== Problem description ==
In the data below, find every line with the word "JSON" and copy it out.

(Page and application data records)
────────────────

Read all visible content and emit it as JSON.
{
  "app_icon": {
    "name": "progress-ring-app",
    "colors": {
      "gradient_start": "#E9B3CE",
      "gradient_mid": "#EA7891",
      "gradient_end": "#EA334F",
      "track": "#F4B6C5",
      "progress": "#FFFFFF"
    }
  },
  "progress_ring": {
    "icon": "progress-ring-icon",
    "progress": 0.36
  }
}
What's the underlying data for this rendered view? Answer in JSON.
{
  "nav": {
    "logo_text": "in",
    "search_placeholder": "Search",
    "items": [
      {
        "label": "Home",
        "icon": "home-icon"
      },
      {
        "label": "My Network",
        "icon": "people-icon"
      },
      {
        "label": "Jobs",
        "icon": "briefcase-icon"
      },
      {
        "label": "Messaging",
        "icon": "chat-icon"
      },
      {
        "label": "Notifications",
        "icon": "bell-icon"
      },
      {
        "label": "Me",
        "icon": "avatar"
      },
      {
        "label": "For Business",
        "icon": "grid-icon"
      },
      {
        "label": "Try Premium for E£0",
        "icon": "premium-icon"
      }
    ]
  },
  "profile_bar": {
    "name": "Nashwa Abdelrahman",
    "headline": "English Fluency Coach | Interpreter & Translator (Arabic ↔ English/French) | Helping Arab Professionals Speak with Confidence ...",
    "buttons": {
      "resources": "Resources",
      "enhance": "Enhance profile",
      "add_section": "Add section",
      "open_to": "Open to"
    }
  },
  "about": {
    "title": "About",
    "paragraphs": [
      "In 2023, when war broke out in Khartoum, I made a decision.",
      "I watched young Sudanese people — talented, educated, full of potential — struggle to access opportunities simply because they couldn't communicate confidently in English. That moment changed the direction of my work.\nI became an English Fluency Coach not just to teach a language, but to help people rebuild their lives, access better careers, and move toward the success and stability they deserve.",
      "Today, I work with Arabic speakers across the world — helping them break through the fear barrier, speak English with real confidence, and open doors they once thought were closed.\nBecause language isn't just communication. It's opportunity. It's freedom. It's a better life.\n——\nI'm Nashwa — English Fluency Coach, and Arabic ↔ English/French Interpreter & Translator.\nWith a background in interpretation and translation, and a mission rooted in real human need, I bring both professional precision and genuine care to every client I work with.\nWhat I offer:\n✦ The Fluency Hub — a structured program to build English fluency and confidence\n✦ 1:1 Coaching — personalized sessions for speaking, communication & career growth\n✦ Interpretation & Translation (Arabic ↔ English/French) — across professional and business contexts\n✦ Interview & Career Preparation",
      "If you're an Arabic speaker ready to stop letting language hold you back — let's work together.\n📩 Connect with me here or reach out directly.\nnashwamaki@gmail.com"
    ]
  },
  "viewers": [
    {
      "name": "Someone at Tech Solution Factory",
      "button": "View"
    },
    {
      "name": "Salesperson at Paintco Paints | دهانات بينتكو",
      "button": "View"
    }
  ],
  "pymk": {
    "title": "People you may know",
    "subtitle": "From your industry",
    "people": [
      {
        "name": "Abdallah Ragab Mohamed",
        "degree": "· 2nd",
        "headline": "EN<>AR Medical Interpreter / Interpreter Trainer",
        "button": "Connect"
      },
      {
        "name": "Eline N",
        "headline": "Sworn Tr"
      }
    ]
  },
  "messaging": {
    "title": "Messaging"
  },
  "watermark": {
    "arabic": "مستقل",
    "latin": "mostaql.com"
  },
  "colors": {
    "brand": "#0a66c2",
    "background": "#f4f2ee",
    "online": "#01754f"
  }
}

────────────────

== Solution to this problem ==
Read all visible content and emit it as JSON.
What's the underlying data for this rendered view? Answer in JSON.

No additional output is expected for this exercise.